But how are we to get around this aspect of John’s letter that the spirit of antimessiah (antichrist) denies that Messiah Yeshua has come in the flesh? Let me offer a way, although time will tell whether it is correct. John did not say that those who deny Yeshua’s divinity would be considered of the spirit of antimessiah, but rather those who deny Yeshua’s role as Messiah. In other words, Yeshua of Nazareth walked on this earth as a human being, fulfilling much of the promised work of Messiah in making a way for exiled Israel to be restored into relationship with God the Father. In some Jewish circles, it might be appropriate to say Yeshua completed the work of Messiah Son of Joseph (Moshiach ben Yosef). What is yet to be fulfilled is the work of Messiah Son of David (Moshiach ben David), who will come as the Lion of Judah to bring final judgment on the enemies of YHVH and reestablish the entire nation of Israel (all Twelve Tribes) in the land under His reign. Yeshua of Nazareth did not do that, and thus we arrive at another reason Jews have a hard time accepting Him as Messiah.

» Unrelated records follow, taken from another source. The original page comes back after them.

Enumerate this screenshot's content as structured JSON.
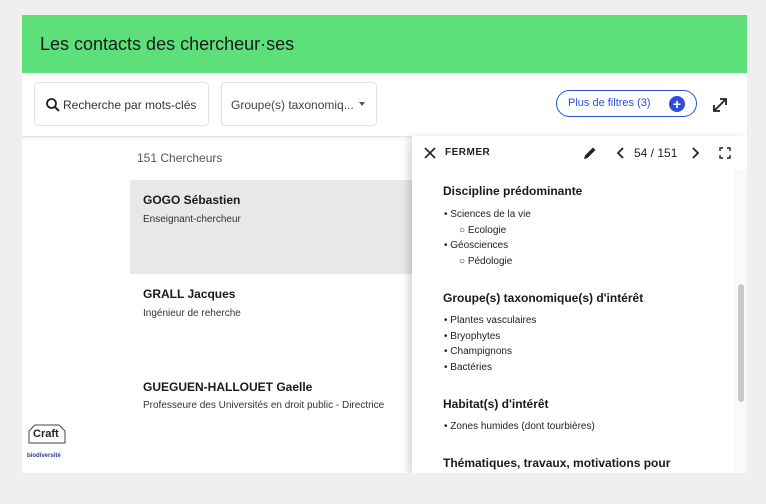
{
  "header": {
    "title": "Les contacts des chercheur·ses"
  },
  "filters": {
    "search_placeholder": "Recherche par mots-clés",
    "group_label": "Groupe(s) taxonomiq...",
    "more_filters_label": "Plus de filtres (3)"
  },
  "list": {
    "count": "151 Chercheurs",
    "rows": [
      {
        "name": "GOGO Sébastien",
        "role": "Enseignant-chercheur"
      },
      {
        "name": "GRALL Jacques",
        "role": "Ingénieur de reherche"
      },
      {
        "name": "GUEGUEN-HALLOUET Gaelle",
        "role": "Professeure des Universités en droit public - Directrice"
      }
    ]
  },
  "logos": {
    "craft": "Craft",
    "biodiv": "biodiversité"
  },
  "panel": {
    "close_label": "FERMER",
    "pager": "54 / 151",
    "sections": [
      {
        "title": "Discipline prédominante",
        "items": [
          "Sciences de la vie",
          "Ecologie",
          "Géosciences",
          "Pédologie"
        ]
      },
      {
        "title": "Groupe(s) taxonomique(s) d'intérêt",
        "items": [
          "Plantes vasculaires",
          "Bryophytes",
          "Champignons",
          "Bactéries"
        ]
      },
      {
        "title": "Habitat(s) d'intérêt",
        "items": [
          "Zones humides (dont tourbières)"
        ]
      },
      {
        "title": "Thématiques, travaux, motivations pour",
        "items": []
      }
    ]
  },
  "colors": {
    "header_bg": "#5de07a",
    "accent": "#2c4ed8",
    "selected_row": "#e8e8e8"
  }
}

Now we get to the thing that Jews and Christians are both awaiting: Messiah’s coming to restore the Kingdom. Jews think He is coming the first time; Christians and Messianic and Hebrew Roots believers think He is coming the second time to complete His Messianic work. Yet we are all expecting the same thing! Could we make this the basis of reconciliation and agreement among us? It requires humility and love and mercy on the part of all of us. Christians must come to terms with the applicability of all of Torah to all of God’s people, and Jews must come to terms with the Messianic work of Yeshua of Nazareth in bringing an alienated world into relationship with YHVH. It is a hard thing on both sides, but if we are to move forward in our God’s plan for this world, and if we are to survive to see its completion, then we need to find ways to act as one people. When we do, we will find that we all have missed a good friend for far too long.
Ho! Every one who thirsts, come to the waters; and you who have no money come, buy and eat. Come, buy wine and milk without money and without cost. Why do you spend money for what is not bread, and your wages for what does not satisfy? Listen carefully to Me, and eat what is good, and delight yourself in abundance. Incline your ear and come to Me. Listen, that you may live; and I will make an everlasting covenant with you, according to the faithful mercies shown to David. Behold, I have made him a witness to the peoples, a leader and commander for the peoples. Behold, you will call a nation you do not know, and a nation which knows you not will run to you, because of the Lord your God, even the Holy One of Israel; for He has glorified you. (Isaiah 55:1-5 NASB)